The liberal group “We Are Wisconsin” filed a complaint with the state Government Accountability Board, claiming the Americans for Prosperity illegally gave away items of value in exchange for votes.
Shawano woman wins $32,500 for age bias
SHAWANO -- A 60-year-old Shawano woman has been awarded $32,500 after her ex-employer settled a federal lawsuit for age discrimination.
Sharon Passon was fired in 2010 from her job as a billing specialist at Computer Systems of Shawano, where she had worked for 38 years. The Equal Employment Opportunity Commission said the firm kept a 34-year-old employee who was less qualified than Passon.
The company was sold six months after Passon was let go, and the government said the new owner has no obligations in the case.
'Kids & Bees Expo' teaches youngsters the wonders of honey
WAUPACA -- School kids in eastern Wisconsin are learning more about the honey industry and the roles played by the state’s 500-plus bee keepers.
American Honey Princess Danielle Dale of Sparta is visiting schools in advance of a large “Kids and Bees Expo” Saturday afternoon in Waupaca.
Dale says the commercial honey industry has been in a decline over the last 20 years due to pressure from mites and colony collapses, but it has opened the door to individual beekeepers, and there are groups throughout the state to help people get started.
Today, only 1% of beekeepers are considered commercial, and many of those operations have thousands of hives.

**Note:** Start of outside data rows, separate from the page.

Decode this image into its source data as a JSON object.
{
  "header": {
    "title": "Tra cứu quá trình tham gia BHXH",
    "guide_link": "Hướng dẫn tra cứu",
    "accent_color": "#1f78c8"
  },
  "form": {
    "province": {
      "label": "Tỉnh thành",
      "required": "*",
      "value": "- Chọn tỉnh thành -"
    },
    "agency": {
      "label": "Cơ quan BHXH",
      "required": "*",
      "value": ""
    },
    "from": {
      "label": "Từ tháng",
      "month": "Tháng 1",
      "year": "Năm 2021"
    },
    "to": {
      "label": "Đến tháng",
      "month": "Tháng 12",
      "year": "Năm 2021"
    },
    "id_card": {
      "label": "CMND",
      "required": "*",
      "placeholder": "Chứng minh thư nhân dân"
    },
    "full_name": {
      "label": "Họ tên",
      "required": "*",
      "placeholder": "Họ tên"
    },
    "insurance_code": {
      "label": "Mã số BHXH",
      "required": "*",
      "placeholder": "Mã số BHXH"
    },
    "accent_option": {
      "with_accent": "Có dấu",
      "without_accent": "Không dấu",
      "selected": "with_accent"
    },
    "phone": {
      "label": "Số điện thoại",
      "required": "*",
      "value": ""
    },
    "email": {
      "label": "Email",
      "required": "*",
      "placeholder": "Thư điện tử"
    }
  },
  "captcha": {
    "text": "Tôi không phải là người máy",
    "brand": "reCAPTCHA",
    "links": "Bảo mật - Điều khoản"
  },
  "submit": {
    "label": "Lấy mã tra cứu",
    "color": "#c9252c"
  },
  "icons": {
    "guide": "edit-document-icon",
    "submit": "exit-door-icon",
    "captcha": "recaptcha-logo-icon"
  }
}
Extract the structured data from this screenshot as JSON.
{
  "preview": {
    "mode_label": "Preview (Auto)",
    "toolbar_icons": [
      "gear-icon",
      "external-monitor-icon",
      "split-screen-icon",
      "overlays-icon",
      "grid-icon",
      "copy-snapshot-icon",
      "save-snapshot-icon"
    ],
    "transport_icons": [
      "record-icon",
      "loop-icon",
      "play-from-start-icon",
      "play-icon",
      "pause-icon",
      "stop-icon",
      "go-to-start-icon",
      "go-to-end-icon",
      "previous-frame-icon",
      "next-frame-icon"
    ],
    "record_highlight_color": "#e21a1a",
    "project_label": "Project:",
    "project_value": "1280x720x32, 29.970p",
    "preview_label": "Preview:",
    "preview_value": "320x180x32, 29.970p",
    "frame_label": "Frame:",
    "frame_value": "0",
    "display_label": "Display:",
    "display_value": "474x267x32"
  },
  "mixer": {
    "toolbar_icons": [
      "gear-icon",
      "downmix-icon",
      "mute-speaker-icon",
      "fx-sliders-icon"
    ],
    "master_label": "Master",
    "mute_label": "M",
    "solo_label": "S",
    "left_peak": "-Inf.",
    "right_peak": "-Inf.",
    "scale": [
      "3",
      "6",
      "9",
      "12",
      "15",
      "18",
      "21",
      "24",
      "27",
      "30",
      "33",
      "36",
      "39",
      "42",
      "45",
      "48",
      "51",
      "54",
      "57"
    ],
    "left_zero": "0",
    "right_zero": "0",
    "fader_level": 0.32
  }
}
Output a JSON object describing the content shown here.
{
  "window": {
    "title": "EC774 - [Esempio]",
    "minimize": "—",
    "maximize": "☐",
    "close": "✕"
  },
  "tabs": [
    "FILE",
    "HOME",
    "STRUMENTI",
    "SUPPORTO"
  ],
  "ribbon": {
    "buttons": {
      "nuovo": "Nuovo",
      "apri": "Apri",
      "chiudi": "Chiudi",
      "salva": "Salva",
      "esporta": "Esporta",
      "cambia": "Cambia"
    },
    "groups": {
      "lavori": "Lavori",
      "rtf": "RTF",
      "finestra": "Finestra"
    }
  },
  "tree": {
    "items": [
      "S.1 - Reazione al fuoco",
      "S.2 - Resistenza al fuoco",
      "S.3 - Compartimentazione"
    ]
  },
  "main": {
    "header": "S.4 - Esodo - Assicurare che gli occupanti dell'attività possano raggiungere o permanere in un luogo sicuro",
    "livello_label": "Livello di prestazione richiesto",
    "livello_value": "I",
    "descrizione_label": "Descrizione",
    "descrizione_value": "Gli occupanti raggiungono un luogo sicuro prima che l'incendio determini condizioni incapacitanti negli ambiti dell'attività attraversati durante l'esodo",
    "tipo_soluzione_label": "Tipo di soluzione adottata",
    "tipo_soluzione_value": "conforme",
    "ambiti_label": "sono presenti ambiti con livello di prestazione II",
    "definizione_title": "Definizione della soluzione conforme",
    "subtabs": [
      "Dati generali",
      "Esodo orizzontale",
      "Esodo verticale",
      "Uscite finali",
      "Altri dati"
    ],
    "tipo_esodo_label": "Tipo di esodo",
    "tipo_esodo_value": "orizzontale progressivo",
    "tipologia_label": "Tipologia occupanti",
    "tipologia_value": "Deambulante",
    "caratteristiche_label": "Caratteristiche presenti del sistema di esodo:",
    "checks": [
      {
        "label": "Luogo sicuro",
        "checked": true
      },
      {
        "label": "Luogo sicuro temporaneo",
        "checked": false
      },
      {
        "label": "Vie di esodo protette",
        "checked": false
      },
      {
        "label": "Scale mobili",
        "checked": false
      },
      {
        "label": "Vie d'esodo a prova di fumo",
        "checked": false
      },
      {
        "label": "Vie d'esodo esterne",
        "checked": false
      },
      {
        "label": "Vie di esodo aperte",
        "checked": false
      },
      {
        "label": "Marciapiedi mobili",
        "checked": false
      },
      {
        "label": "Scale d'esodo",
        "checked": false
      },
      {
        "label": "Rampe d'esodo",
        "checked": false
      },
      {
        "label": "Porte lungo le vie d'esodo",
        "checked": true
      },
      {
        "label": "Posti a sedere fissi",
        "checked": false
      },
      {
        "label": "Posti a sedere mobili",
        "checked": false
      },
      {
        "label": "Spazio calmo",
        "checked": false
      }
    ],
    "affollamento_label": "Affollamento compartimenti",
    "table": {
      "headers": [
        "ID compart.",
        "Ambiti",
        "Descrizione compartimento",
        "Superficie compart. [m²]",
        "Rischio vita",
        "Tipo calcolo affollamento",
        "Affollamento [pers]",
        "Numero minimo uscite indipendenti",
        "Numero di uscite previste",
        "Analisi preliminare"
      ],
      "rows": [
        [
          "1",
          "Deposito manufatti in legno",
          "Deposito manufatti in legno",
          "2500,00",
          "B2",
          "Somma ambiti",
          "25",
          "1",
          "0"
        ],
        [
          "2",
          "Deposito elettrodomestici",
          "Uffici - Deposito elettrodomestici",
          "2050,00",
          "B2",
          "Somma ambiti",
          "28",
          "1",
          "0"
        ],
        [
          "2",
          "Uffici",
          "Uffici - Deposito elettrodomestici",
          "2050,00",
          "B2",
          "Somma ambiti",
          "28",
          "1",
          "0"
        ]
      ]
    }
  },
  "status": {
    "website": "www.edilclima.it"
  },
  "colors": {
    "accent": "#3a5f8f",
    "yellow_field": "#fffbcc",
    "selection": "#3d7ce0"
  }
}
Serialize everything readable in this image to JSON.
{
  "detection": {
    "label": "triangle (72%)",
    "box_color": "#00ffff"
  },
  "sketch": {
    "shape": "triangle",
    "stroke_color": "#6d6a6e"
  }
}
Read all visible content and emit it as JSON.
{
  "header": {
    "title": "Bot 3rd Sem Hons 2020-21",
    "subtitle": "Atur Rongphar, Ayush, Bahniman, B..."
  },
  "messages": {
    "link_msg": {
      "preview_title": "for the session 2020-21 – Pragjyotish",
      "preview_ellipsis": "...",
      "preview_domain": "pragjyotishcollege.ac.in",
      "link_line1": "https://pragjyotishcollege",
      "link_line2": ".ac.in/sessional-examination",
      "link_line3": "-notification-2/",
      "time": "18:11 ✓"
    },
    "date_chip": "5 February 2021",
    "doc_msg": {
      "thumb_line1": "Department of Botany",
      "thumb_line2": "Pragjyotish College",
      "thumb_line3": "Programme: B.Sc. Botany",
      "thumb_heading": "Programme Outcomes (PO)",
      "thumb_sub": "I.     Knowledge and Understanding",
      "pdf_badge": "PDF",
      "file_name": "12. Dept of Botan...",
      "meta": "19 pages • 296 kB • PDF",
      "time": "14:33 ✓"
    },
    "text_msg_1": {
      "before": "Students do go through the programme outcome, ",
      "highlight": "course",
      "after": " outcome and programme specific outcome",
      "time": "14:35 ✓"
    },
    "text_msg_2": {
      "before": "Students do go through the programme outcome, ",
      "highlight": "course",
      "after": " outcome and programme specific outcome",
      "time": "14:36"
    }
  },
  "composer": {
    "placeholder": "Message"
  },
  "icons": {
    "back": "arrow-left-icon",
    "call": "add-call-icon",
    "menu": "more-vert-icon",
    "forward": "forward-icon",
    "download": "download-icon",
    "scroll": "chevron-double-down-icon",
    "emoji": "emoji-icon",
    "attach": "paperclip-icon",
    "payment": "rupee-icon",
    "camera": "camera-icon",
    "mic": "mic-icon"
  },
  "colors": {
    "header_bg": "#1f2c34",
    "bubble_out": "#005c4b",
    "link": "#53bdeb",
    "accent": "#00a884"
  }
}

Dale reminds the youngsters that honey is a tasty and versatile product. She says it’s legendary for healing sore throats and cuts because honey is “naturally anti-bacterial.” Dale also says bees are important in pollinating a number of Wisconsin’s farm crops.
At Saturday’s expo, youngsters can see live hives, learn how to roll beeswax candles and taste a variety of honey flavors.
The event is free, and it runs from 1-3 p.m. Saturday at the Best Western Grand Seasons in Waupaca.
Man gets plea deal on charged of killing his father
A Wittenberg man has struck a plea deal in which he’ll go to a mental health facility instead of prison for the brutal killing of his father.
Joshua Johnson pleaded guilty Tuesday to a homicide charge and was found to be insane when he killed Donald Johnson, 53, in late February.
Prosecutors have recommended that Johnson, 21, be institutionalized for the rest of his life while the defense says he should have a chance for freedom after he’s treated.
A judge will consider the matter after Shawano County social service officials review the case.
The elder Johnson was shot, beaten and stabbed repeatedly.
Two doctors called by the defense said that the younger Johnson suffers from paranoid schizophrenia, and he was getting messages from his TV screen that told him to kill his father.
Former firefighter admits setting several fires, pleads not guilty to two other arson charges
A man suspected of starting a number of fires in northeast Wisconsin has pleaded not guilty to two of those blazes.
Drew Christensen, 28, of Suring entered the pleas Tuesday in Oconto County Circuit Court. He waived a preliminary hearing and was ordered to stand trial.
Christensen is currently charged with two counts of arson for allegedly setting a garage and a mobile home on fire since last August. He’s due back in court on Dec. 10.
Prosecutors said Christensen has admitted setting about a half-dozen fires, including one that heavily damaged the Klondike Community Church in March.
State justice investigators are trying to determine if he had anything to do with about three dozen other fires in Oconto and surrounding counties in recent years. Christensen spent six years on the Brazeau Fire Department, but he was released about 18 months ago for missing department meetings due to his job.
Teen dies in Sheboygan County crash
A 16-year-old boy was killed late Tuesday in a one-car crash in Sheboygan County.
Sheriff’s deputies said the mishap occurred about 5:15 p.m. on a rural road in the town of Lyndon. The boy was driving the car, and he died at the scene. His 14-year-old sibling was riding along but was not hurt.
Authorities have not said how the crash happened, and they’re still investigating.
They said the gravel road conditions helped cause the mishap along with the driver’s inexperience.